At this point I wasn't sure whether to be terrified, fascinated or just entertained by the spectacle of it all. Ultimately, I have to say I was impressed, for as I, myself, am a rather poor driver (or, to put it bluntly, terrible and far too easily distracted), but Anya, now several coffees down, held her own and valiantly battled the elements. And while this wasn't by any means the first car ride where I felt in grave danger, it was by far the coolest. That being said, I was still quite relieved when we stopped for the night.
As we pulled into a parking space, I braced myself for the icy rush of the cold night air. 'Three.' I began to count down to. 'Ok... I got this... Come on! Remember all those childhood moments of jumping into cold pools to show off in front of the girl.* Two. One! Deep breath and go!' I sprang up out of the car ready for all the cold and pain the Russian winter had to offer, but unfortunately there was one thing I forgot to prepare for. During all my fixation on the cold, I completely forgot what eleven hours in the car would do to my back. So instead of bravely jumping to my feet, puffing my chest out like a manly lumberjack, my exiting of the car more or less resembled Quasimodo falling out of bed.
*(in my adolescence, my friend groups usually just had one token girl. Hence the singular noun)
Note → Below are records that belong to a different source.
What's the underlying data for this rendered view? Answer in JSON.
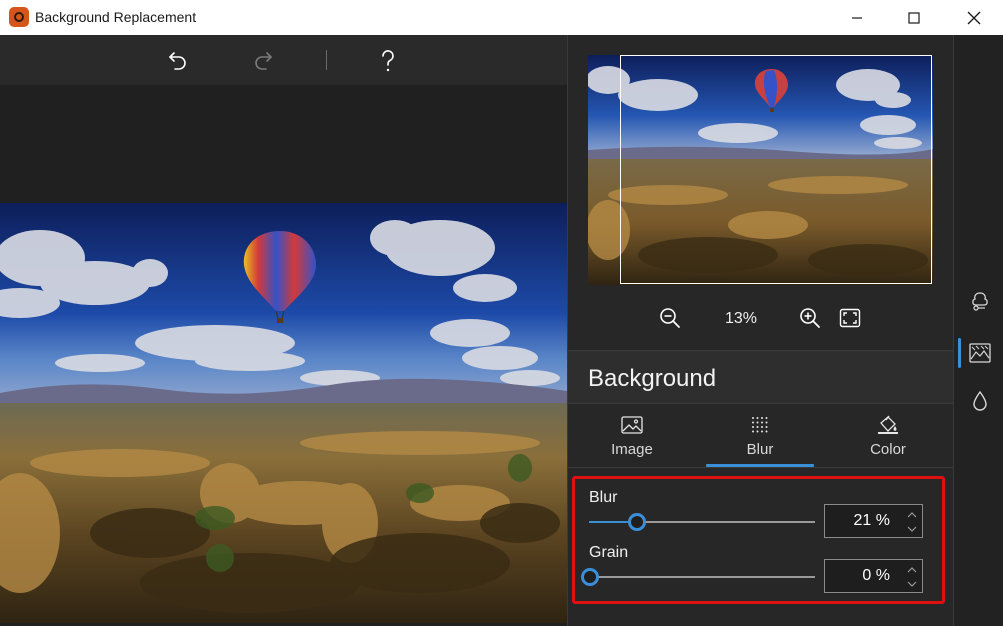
{
  "window": {
    "title": "Background Replacement"
  },
  "canvas": {
    "image_subject": "hot air balloon over rocky valley"
  },
  "preview": {
    "zoom_level": "13%"
  },
  "section": {
    "title": "Background"
  },
  "tabs": [
    {
      "label": "Image",
      "icon": "image-icon"
    },
    {
      "label": "Blur",
      "icon": "blur-dots-icon"
    },
    {
      "label": "Color",
      "icon": "paint-bucket-icon"
    }
  ],
  "active_tab": "Blur",
  "sliders": {
    "blur": {
      "label": "Blur",
      "value_text": "21 %",
      "value": 21
    },
    "grain": {
      "label": "Grain",
      "value_text": "0 %",
      "value": 0
    }
  },
  "rail": {
    "items": [
      "subject-shape-icon",
      "background-landscape-icon",
      "color-drop-icon"
    ],
    "active_index": 1
  },
  "colors": {
    "accent": "#3a8fd9",
    "highlight_box": "#e01010"
  }
}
The place was a small, roadside inn about an hour outside the city Rostov. I walked in and, shivering madly, handed my passport over to the lady at the front desk in order to check in. She took Anya's first and quickly returned it, but she held on to mine. She looked down and then back up at me, studying my face. "Американец?" (American) she asked. I nodded. She looked again and then disappeared into a back room. Instead the worst ideas rushed through my mind.
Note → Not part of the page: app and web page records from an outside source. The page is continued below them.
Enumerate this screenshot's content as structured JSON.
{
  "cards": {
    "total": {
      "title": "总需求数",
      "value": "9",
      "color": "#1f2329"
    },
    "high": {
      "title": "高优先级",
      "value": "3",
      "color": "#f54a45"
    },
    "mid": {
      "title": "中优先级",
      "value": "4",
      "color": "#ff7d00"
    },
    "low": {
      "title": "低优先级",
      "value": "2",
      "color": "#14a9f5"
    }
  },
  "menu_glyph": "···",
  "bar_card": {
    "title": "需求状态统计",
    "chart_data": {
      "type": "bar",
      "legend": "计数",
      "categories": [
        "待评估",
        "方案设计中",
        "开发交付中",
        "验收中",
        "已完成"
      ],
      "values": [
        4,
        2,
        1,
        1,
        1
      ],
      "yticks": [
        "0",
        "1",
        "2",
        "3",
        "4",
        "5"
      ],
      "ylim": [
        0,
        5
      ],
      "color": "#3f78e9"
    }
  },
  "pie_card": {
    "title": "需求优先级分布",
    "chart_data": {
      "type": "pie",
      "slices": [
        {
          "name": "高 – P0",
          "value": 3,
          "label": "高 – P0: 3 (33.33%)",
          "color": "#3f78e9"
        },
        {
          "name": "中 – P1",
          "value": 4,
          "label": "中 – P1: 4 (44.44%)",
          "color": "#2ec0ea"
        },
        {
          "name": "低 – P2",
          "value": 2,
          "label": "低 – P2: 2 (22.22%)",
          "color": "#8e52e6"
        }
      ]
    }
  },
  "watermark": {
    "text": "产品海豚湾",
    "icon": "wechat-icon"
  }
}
'Noooooo!' I screamed internally. 'I'm not properly registered! She's gonna send us back into the cold storm!' I tried to pass this sudden wave of terror off as being cold, but unfortunately I don't think I was fooling anyone. Then the woman returned.
She looked directly at me. 'That's it! Can't register me. Back out in the cold...' I thought. But to my surprise, she smiled and then exclaimed that I was the first ever American to stay at the inn. Yanking my arm, she pulled me over to the computer and instructed I write a review! 'Yes!! I get to be exotic for a day. Break out the champagne!' Happily, I complied, wrote a stellar review, then brought my bag to the room and laid down in a nice comfortable bed. And finally, after the cold, storm, back ache and near disasters, I drifted off into deep sleep.